In most cultures, before the onset of significant decay, the body is ritually disposed of, usually either cremated or deposited in a tomb, often a hole in the earth called a grave, but also in a sarcophagus, a crypt, sepulchre, or ossuary, a mound or barrow, or endlessly monumental surface structures, a mausoleum such as the Taj Mahal. In certain cultures efforts are made to retard the decay processes before burial, mummification or embalming. This happens during or after a funeral ceremony. Many funeral customs exist in different cultures.
A new alternative is "ecological burial": this involves subsequently deep-freezing, pulverisation by vibration, freeze-drying, removing metals, and burying the resulting powder, which has 30% of the body mass. 
Graves are usually grouped together in a plot of land called a "cemetery" or a "graveyard" and can arranged by a funeral home or undertaker or by a church.
Personification of death
Main article: Death (personification)
Death is also a popular mythological figure who has existed in mythology and popular culture since the earliest days of storytelling. The traditional western image of Death, known as the Grim Reaper, is employed in modern culture on a tarot card and in various television and film works. A form of this personification is a major character in the Discworld series by Terry Pratchett, with many of the novels centering around him as the main character. An unusual personification of Death appears in Neil Gaiman's Sandman graphic novels. Another famous appearance of death is in Ingmar Bergman's The Seventh Seal, in which the protagonist plays a game of chess against Death on the beach - this scene is parodied in the film Bill and Ted's Bogus Journey. In the webcomic Jack, Death is a large green anthropomorphic rabbit known as Jack who also pulls double duty as the Sin of Wrath.

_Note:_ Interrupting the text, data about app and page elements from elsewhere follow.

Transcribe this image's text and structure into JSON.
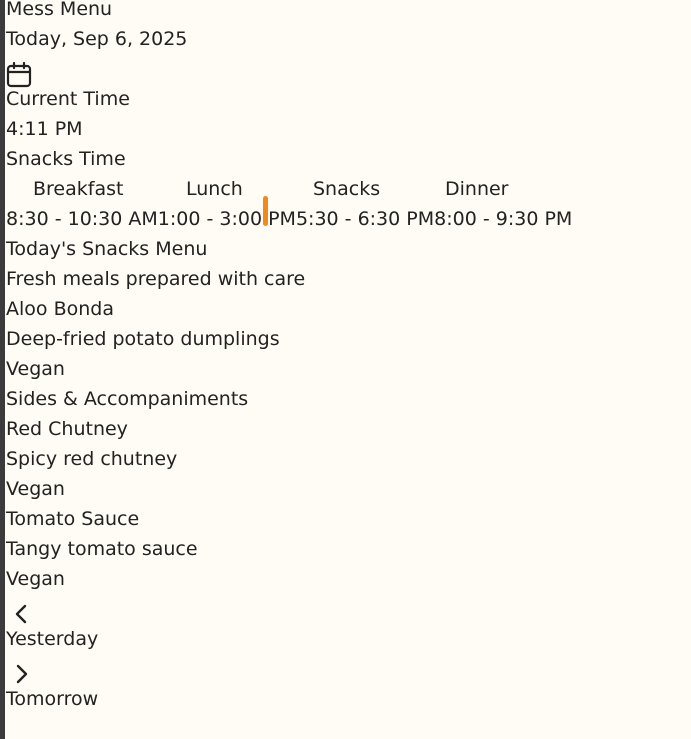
{
  "header": {
    "title": "Mess Menu",
    "date": "Today, Sep 6, 2025",
    "calendar_icon": "calendar-icon"
  },
  "clock": {
    "label": "Current Time",
    "time": "4:11 PM",
    "current_meal": "Snacks Time"
  },
  "meals": {
    "names": [
      "Breakfast",
      "Lunch",
      "Snacks",
      "Dinner"
    ],
    "times": [
      "8:30 - 10:30 AM",
      "1:00 - 3:00 PM",
      "5:30 - 6:30 PM",
      "8:00 - 9:30 PM"
    ],
    "accent_color": "#f08a1c"
  },
  "menu": {
    "title": "Today's Snacks Menu",
    "subtitle": "Fresh meals prepared with care",
    "main": {
      "name": "Aloo Bonda",
      "description": "Deep-fried potato dumplings",
      "tag": "Vegan"
    },
    "sides_title": "Sides & Accompaniments",
    "sides": [
      {
        "name": "Red Chutney",
        "description": "Spicy red chutney",
        "tag": "Vegan"
      },
      {
        "name": "Tomato Sauce",
        "description": "Tangy tomato sauce",
        "tag": "Vegan"
      }
    ]
  },
  "nav": {
    "prev_label": "Yesterday",
    "prev_icon": "chevron-left-icon",
    "next_label": "Tomorrow",
    "next_icon": "chevron-right-icon"
  },
  "colors": {
    "background": "#fffcf5",
    "left_bar": "#3b3b3b"
  }
}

The mortality rate is the measure of number of deaths per total number of persons in a given area and time. An example would be 2 deaths per 10,000 people per year.
Last updated: 08-19-2005 00:04:42